When most people think of scooters, they think of tiny wheels. If you’re only riding on reasonably well-maintained, paved roads, you might not give them much more thought than that. However, if you’re traversing rougher terrain, those tiny wheels can be a big impediment. With this circumstance in mind, Moto Guzzi released its first Galletto back in 1950. This beloved cross between a scooter and a motorcycle had 17-inch wheels, a practical seat height, and a spare wheel and tire mounted up front, tucked in neatly just behind the forks. It lasted until 1966, and sold over 77,000 units during its 16-year lifespan.
Sounds like the perfect recipe for a modern revamp, right? That’s what industrial designer Samuele Dell’Oro thought. What better time than the 70th anniversary of this iconic Guzzi? Unsurprisingly, Dell’Oro re-imagined a modern Galletto with an electric motor. Having grown up only a few kilometers from Mandello del Lario, he told Vai Elettrico, meant that he grew up fascinated by Moto Guzzi. As he developed his love of motorcycling, everything just came together to inform this concept design.
It’s a hybrid, not just an electric scoot, and Dell’Oro’s design very practically integrates the Vespa Elettrica X motor into the mix, although he also said the full electric Vespa motor could be used instead. A four-liter gas tank powers the generator that powers the motor, allowing it to have a smaller lithium-ion battery pack on board. Power output will be around 5.36 horsepower, with a range of 200 kilometers, or just over 124 miles. Battery pack is a 4kWh unit that charges in four hours at 220 volts. Chassis is based on the existing Piaggio Beverly, and would have a 16-inch front wheel and a 14-inch rear, as well as disc brakes all around and ABS.
Gallery: Moto Guzzi Galletto Hybrid Concept
Guys, I don’t think I’ve ever wanted a concept to become reality this much in my life. This is precisely how you update a classic and bring it into the modern era. Dell’Oro’s modern Galletto is absolutely beautiful, and a perfect homage to the original. From the colorful rooster logo to the luggage rack that can also hold an optional passenger seat—in case your cargo is a person and not a top box full of stuff—it’s all about the small details, like alloy wheels made to echo the original spoked versions.

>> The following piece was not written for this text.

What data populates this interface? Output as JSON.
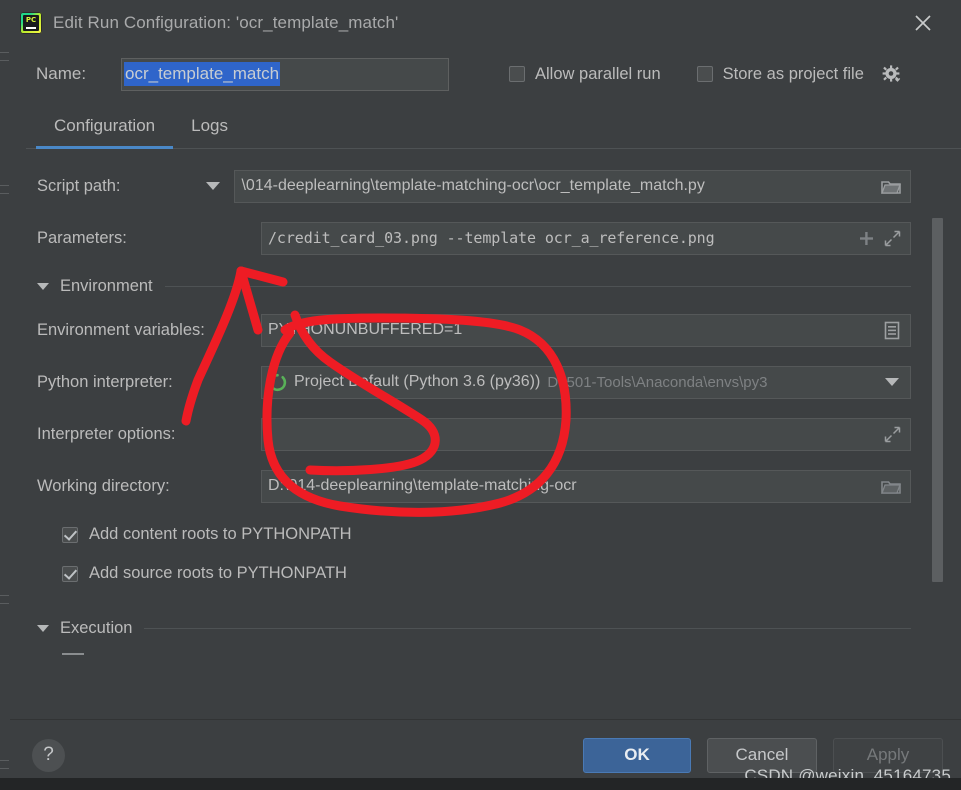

Nice work!
Sadly, for anyone hoping to see it come to showrooms soon, it’s only a concept at the moment. What do you think?
Images used with permission of Samuele Dell’Oro